In October, I received a letter from Social Security Administration saying that Ben no longer qualified for SSI AND we owed a very large over payment for two years of SSI that Ben did receive. The letter showed that we owned two of the same car. I knew this was wrong and immediately wrote a letter. I thought it was a computer glitch. Over the past five months, I have met with Social Security, spoke with several people over the phone and wrote countless letters providing documentation to show the cars we actually owned and filed appeals for the decision to revoke Ben's SSI during the two year period they think we owned these two cars. Tomorrow I have another meeting. I am hoping we can get this straightened out. This situation has caused a lot of stress for us and has taken a tremendous amount of our time trying to unravel the problem. I have not written a post in almost a month, partially because my brain power has been consumed with this issue and the bathroom saga (qualifies

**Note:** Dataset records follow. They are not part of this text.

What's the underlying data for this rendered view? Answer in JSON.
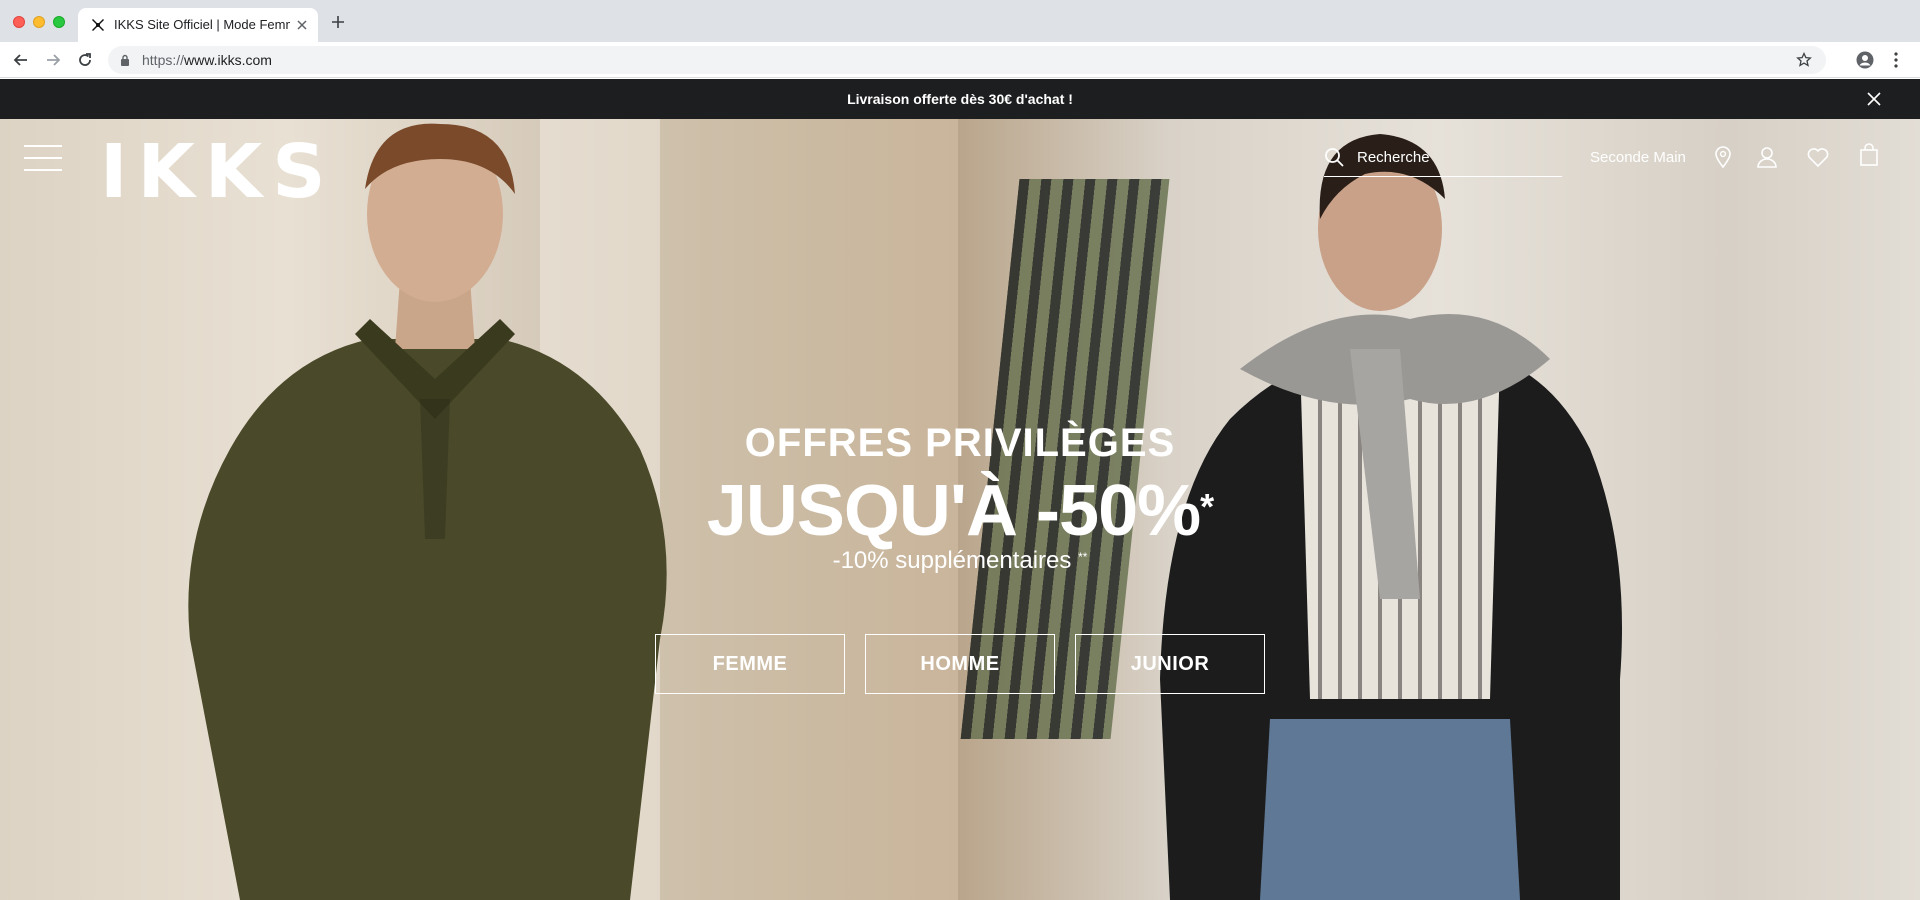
{
  "browser": {
    "tab_title": "IKKS Site Officiel | Mode Femme",
    "url_scheme": "https://",
    "url_host": "www.ikks.com",
    "icons": [
      "back-arrow-icon",
      "forward-arrow-icon",
      "reload-icon",
      "lock-icon",
      "star-icon",
      "profile-icon",
      "menu-icon",
      "tab-close-icon",
      "new-tab-icon"
    ]
  },
  "promo": {
    "text": "Livraison offerte dès 30€ d'achat !"
  },
  "header": {
    "logo": "IKKS",
    "search_placeholder": "Recherche",
    "seconde_main": "Seconde Main",
    "icons": [
      "hamburger-icon",
      "search-icon",
      "location-pin-icon",
      "account-icon",
      "heart-icon",
      "bag-icon"
    ]
  },
  "hero": {
    "line1": "OFFRES PRIVILÈGES",
    "line2": "JUSQU'À -50%",
    "line2_mark": "*",
    "line3": "-10% supplémentaires ",
    "line3_mark": "**",
    "buttons": [
      "FEMME",
      "HOMME",
      "JUNIOR"
    ]
  },
  "colors": {
    "banner_bg": "#1d1e20",
    "text_on_image": "#ffffff",
    "chrome_tabbar": "#dee1e6"
  }
}
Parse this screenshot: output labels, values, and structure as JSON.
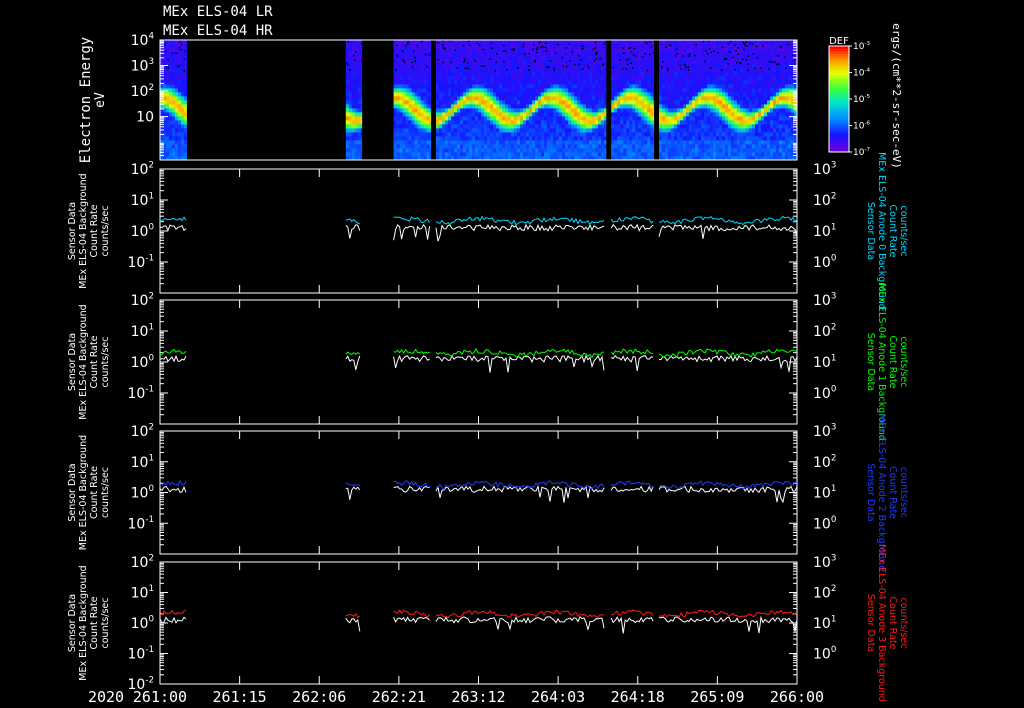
{
  "header": {
    "title_line1": "MEx ELS-04 LR",
    "title_line2": "MEx ELS-04 HR"
  },
  "spectrogram": {
    "ylabel_1": "Electron Energy",
    "ylabel_2": "eV",
    "ticks": [
      "10",
      "10",
      "10",
      "10"
    ],
    "tick_exps": [
      "4",
      "3",
      "2",
      ""
    ],
    "colorbar": {
      "title": "DEF",
      "unit_label": "ergs/(cm**2-sr-sec-eV)",
      "ticks": [
        "10",
        "10",
        "10",
        "10",
        "10"
      ],
      "tick_exps": [
        "-3",
        "-4",
        "-5",
        "-6",
        "-7"
      ],
      "colors": [
        "#ff0000",
        "#ff8c00",
        "#ffff00",
        "#00ff00",
        "#00ffff",
        "#0060ff",
        "#0000ff",
        "#7f00ff"
      ]
    }
  },
  "left_axis_ticks": [
    {
      "base": "10",
      "exp": "2"
    },
    {
      "base": "10",
      "exp": "1"
    },
    {
      "base": "10",
      "exp": "0"
    },
    {
      "base": "10",
      "exp": "-1"
    }
  ],
  "bottom_left_tick": {
    "base": "10",
    "exp": "-2"
  },
  "right_axis_ticks": [
    {
      "base": "10",
      "exp": "3"
    },
    {
      "base": "10",
      "exp": "2"
    },
    {
      "base": "10",
      "exp": "1"
    },
    {
      "base": "10",
      "exp": "0"
    }
  ],
  "count_panels": [
    {
      "left_label": [
        "Sensor Data",
        "MEx ELS-04 Background",
        "Count Rate",
        "counts/sec"
      ],
      "right_label": [
        "Sensor Data",
        "MEx ELS-04 Anode 0 Background",
        "Count Rate",
        "counts/sec"
      ],
      "color": "#00d8ff"
    },
    {
      "left_label": [
        "Sensor Data",
        "MEx ELS-04 Background",
        "Count Rate",
        "counts/sec"
      ],
      "right_label": [
        "Sensor Data",
        "MEx ELS-04 Anode 1 Background",
        "Count Rate",
        "counts/sec"
      ],
      "color": "#00ff00"
    },
    {
      "left_label": [
        "Sensor Data",
        "MEx ELS-04 Background",
        "Count Rate",
        "counts/sec"
      ],
      "right_label": [
        "Sensor Data",
        "MEx ELS-04 Anode 2 Background",
        "Count Rate",
        "counts/sec"
      ],
      "color": "#1e3cff"
    },
    {
      "left_label": [
        "Sensor Data",
        "MEx ELS-04 Background",
        "Count Rate",
        "counts/sec"
      ],
      "right_label": [
        "Sensor Data",
        "MEx ELS-04 Anode 3 Background",
        "Count Rate",
        "counts/sec"
      ],
      "color": "#ff1a1a"
    }
  ],
  "time_axis": {
    "year": "2020",
    "labels": [
      "261:00",
      "261:15",
      "262:06",
      "262:21",
      "263:12",
      "264:03",
      "264:18",
      "265:09",
      "266:00"
    ]
  },
  "chart_data": {
    "type": "heatmap",
    "x_range": [
      "261:00",
      "266:00"
    ],
    "ylim_spectrogram": [
      0.2,
      10000
    ],
    "ylim_left": [
      0.01,
      100
    ],
    "ylim_right": [
      0.1,
      1000
    ],
    "data_intervals": [
      [
        "261:00",
        "261:05"
      ],
      [
        "262:11",
        "262:14"
      ],
      [
        "262:20",
        "263:03"
      ],
      [
        "263:04",
        "264:12"
      ],
      [
        "264:13",
        "264:21"
      ],
      [
        "264:22",
        "266:00"
      ]
    ],
    "series_levels": {
      "colored_right_axis_counts_per_sec": [
        22,
        20,
        18,
        20
      ],
      "white_counts_per_sec": 1.3
    }
  }
}
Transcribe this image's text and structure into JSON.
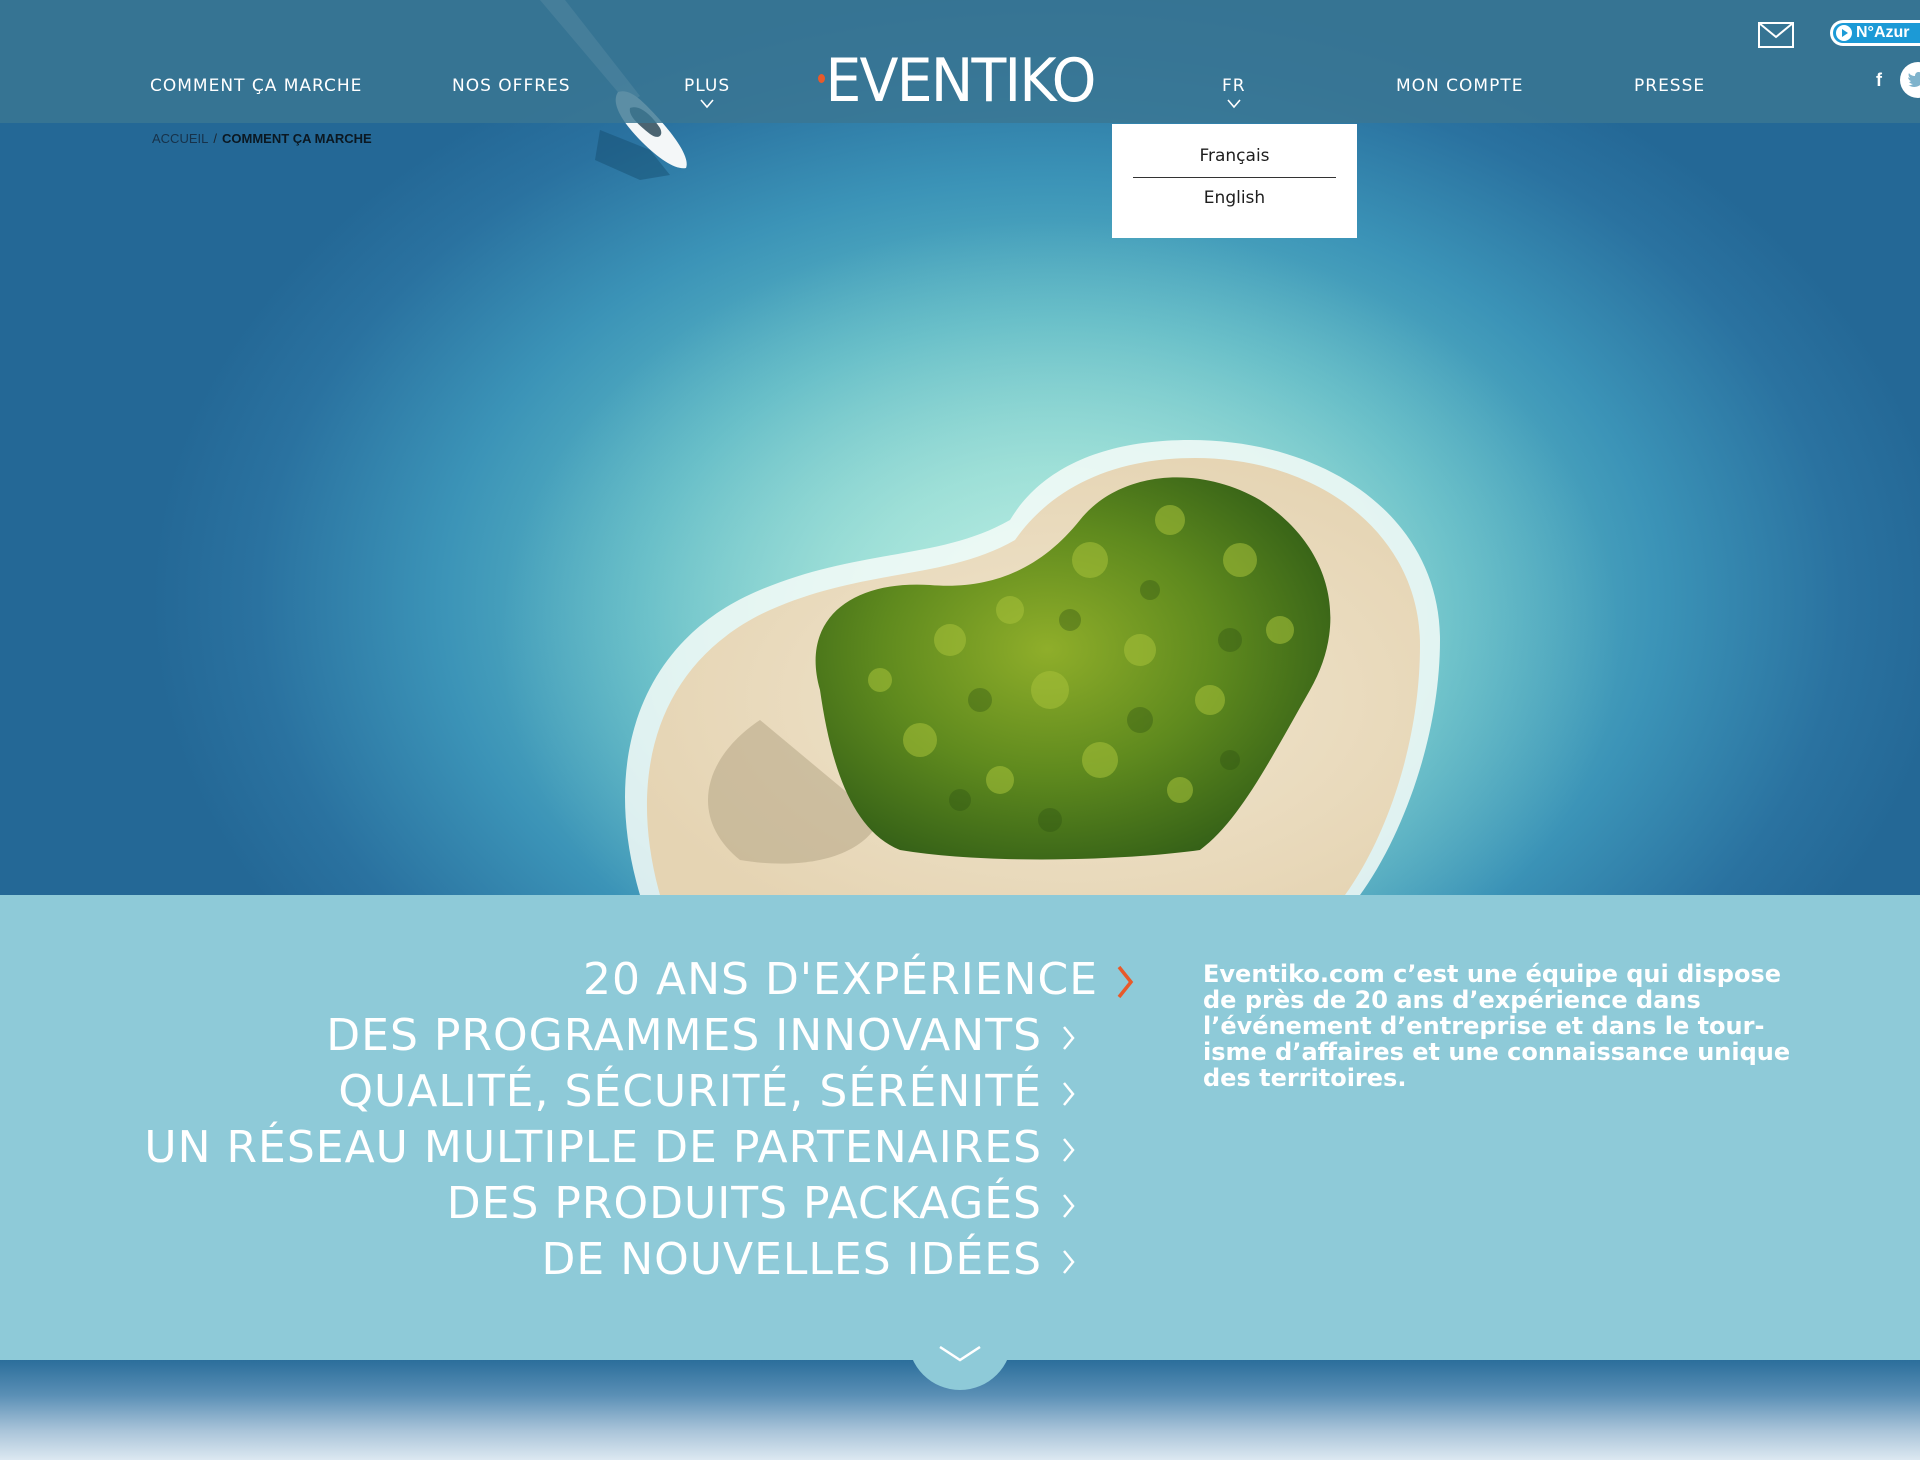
{
  "nav": {
    "left": [
      {
        "label": "COMMENT ÇA MARCHE"
      },
      {
        "label": "NOS OFFRES"
      },
      {
        "label": "PLUS"
      }
    ],
    "right": [
      {
        "label": "FR"
      },
      {
        "label": "MON COMPTE"
      },
      {
        "label": "PRESSE"
      }
    ],
    "logo": "EVENTIKO",
    "azur_label": "N°Azur",
    "facebook_glyph": "f"
  },
  "breadcrumb": {
    "home": "ACCUEIL",
    "separator": "/",
    "current": "COMMENT ÇA MARCHE"
  },
  "lang_menu": {
    "options": [
      "Français",
      "English"
    ]
  },
  "features": [
    "20 ANS D'EXPÉRIENCE",
    "DES PROGRAMMES INNOVANTS",
    "QUALITÉ, SÉCURITÉ, SÉRÉNITÉ",
    "UN RÉSEAU MULTIPLE DE PARTENAIRES",
    "DES PRODUITS PACKAGÉS",
    "DE NOUVELLES IDÉES"
  ],
  "description": "Eventiko.com c’est une équipe qui dispose de près de 20 ans d’expérience dans l’événement d’entreprise et dans le tour-isme d’affaires et une connaissance unique des territoires.",
  "colors": {
    "accent": "#e85a2a",
    "panel": "#8ecad8",
    "topbar": "#3a7692",
    "azur": "#1c9ad6"
  },
  "icons": {
    "mail": "mail-icon",
    "facebook": "facebook-icon",
    "twitter": "twitter-icon",
    "scroll": "chevron-down-icon",
    "play": "play-icon"
  }
}
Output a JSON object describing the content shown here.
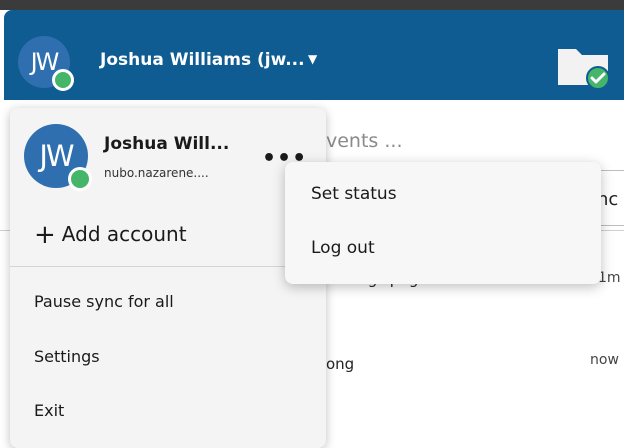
{
  "header": {
    "avatar_initials": "JW",
    "account_name": "Joshua Williams (jw...",
    "chevron_icon": "chevron-down-icon",
    "folder_icon": "folder-sync-ok-icon"
  },
  "account_menu": {
    "avatar_initials": "JW",
    "name": "Joshua Will...",
    "server": "nubo.nazarene....",
    "more_label": "•••",
    "add_account_label": "Add account",
    "items": [
      {
        "label": "Pause sync for all"
      },
      {
        "label": "Settings"
      },
      {
        "label": "Exit"
      }
    ]
  },
  "sub_menu": {
    "items": [
      {
        "label": "Set status"
      },
      {
        "label": "Log out"
      }
    ]
  },
  "background": {
    "search_placeholder": "vents ...",
    "sync_tab_label": "nc",
    "activities": [
      {
        "name": "vctangs.png",
        "time": "1m"
      },
      {
        "name": "ong",
        "time": "now"
      }
    ]
  },
  "colors": {
    "header_bg": "#0f5c92",
    "avatar_bg": "#2f6fb0",
    "online_status": "#45b56a",
    "menu_bg": "#f4f4f4"
  }
}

Parenting an Adult Child with Disabilities: Talking About the Future

Ben in the middle with Dad (left), Carla Payne with Aging Care Matters and Mom This is the first of several posts about parenting an adult child with a disability. Ben will be 19 this summer; I am learning along the way. As always, I hope to pass on resources and wisdom. Discuss the future.  If your adult child is able to participate in planning for their future, ask them how they envision it. Let them draw a picture. Ask them to tell you a story. Maybe they can sign a few words that mean a lot to them. Find a way to get them involved. How do they see themselves living? By themselves, in a group home, with another family or with a sibling? Where do they want to live? In another city, in an apartment, in a house? How far away do they want to live from family? What level of independence can they handle? Do they want someone to check in on them? Do they want to find a job? Do they need a job coach or supportive employment? Who will help them with their finances? Is there someone they tru